Unveiling the Mysteries of the Cosmos: Exploring the Frontiers of Modern CosmologyUnveiling the Mysteries of the Cosmos: Exploring the Frontiers of Modern Cosmology

The universe has always been a subject of fascination for humanity. From ancient civilizations gazing up at the night sky to modern-day scientists using advanced telescopes and satellites, our quest to understand the cosmos continues to drive us forward. Modern cosmology, the study of the origin, evolution, and ultimate fate of the universe, has made remarkable strides in recent years, unraveling some of the deepest mysteries of our existence.

One of the most significant breakthroughs in modern cosmology is the discovery of the Big Bang theory. Proposed in the early 20th century, this theory suggests that the universe originated from a single point of infinite density and temperature approximately 13.8 billion years ago. This explosive event set in motion the expansion of space and time as we know it today. The Big Bang theory not only explains the origin of the universe but also provides a framework for understanding its subsequent evolution.

Cosmologists have since developed various models to describe the expansion of the universe. The most widely accepted model is known as the Lambda Cold Dark Matter (ΛCDM) model. According to this model, the universe is composed of approximately 5% ordinary matter, 27% dark matter, and 68% dark energy. Dark matter, although invisible and undetectable through conventional means, exerts gravitational forces that shape the large-scale structure of the universe. Dark energy, on the other hand, is responsible for the accelerated expansion of space.

To explore the frontiers of modern cosmology, scientists employ a range of powerful tools and techniques. Observational astronomy plays a crucial role in gathering data about distant galaxies, supernovae, and cosmic microwave background radiation. Telescopes like the Hubble Space Telescope and ground-based observatories allow us to peer deep into space and capture stunning images of celestial objects. Additionally, space missions such as the Planck satellite have provided invaluable data on the early universe, shedding light on its composition and evolution.

Another essential tool in modern cosmology is computer simulations. By inputting the known laws of physics and initial conditions, scientists can simulate the evolution of the universe over billions of years. These simulations help refine our understanding of complex phenomena such as galaxy formation, the growth of cosmic structures, and the distribution of dark matter. They also allow scientists to test different cosmological models and compare their predictions with observational data.

While modern cosmology has made significant progress, there are still many mysteries waiting to be unraveled. One of the most perplexing questions is the nature of dark matter and dark energy. Despite their dominant presence in the universe, we have yet to directly detect or fully understand these enigmatic entities. Solving this puzzle could revolutionize our understanding of the cosmos and potentially lead to new breakthroughs in physics.

Another mystery lies in the ultimate fate of the universe. Will it continue expanding indefinitely, eventually becoming a cold and desolate place? Or will it reach a point where gravity overcomes dark energy, causing a contraction known as the Big Crunch? Alternatively, some theories suggest the possibility of a Big Rip, where dark energy becomes so powerful that it tears apart galaxies, stars, and even atoms. Understanding the destiny of our universe is a fundamental question that drives cosmologists to push the boundaries of knowledge.

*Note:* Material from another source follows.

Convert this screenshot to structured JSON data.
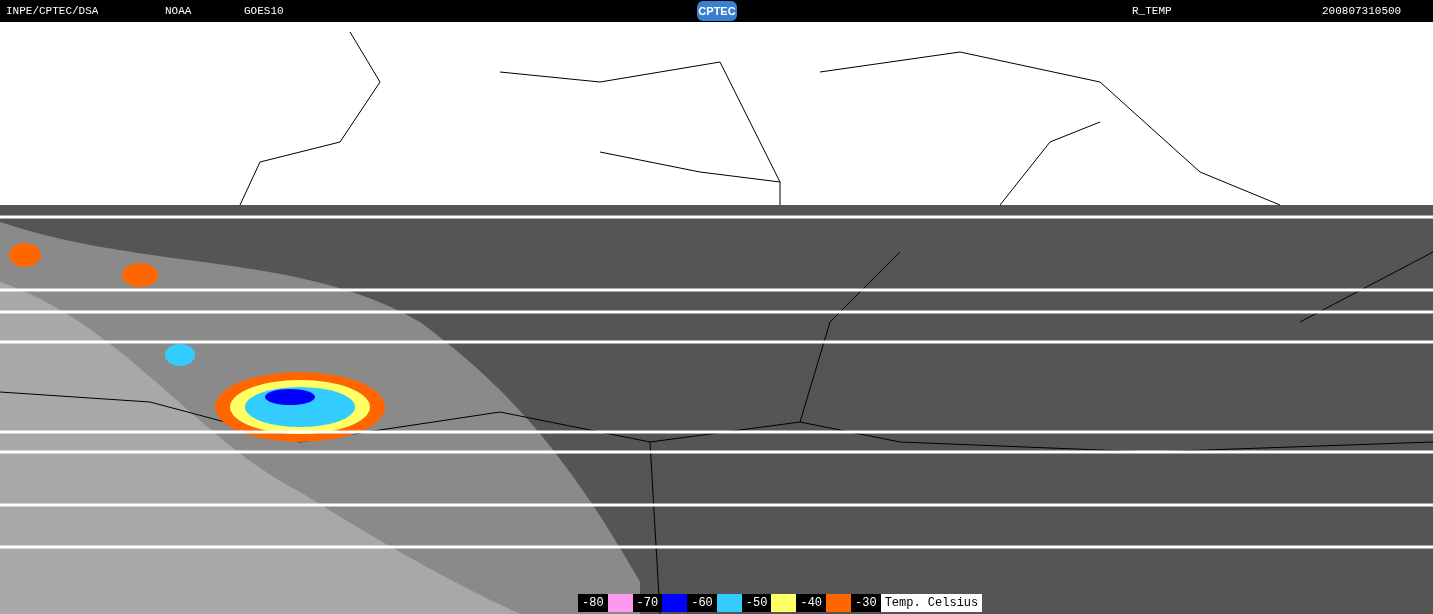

In conclusion, modern cosmology has brought us closer than ever to understanding the mysteries of the cosmos. From the origins of the universe to its composition and evolution, scientists have made remarkable strides in unraveling its secrets. Through observational astronomy, computer simulations, and theoretical models, we continue to explore the frontiers of modern cosmology. As we delve deeper into the unknown, we inch closer to unlocking the profound truths that lie within our vast and awe-inspiring universe.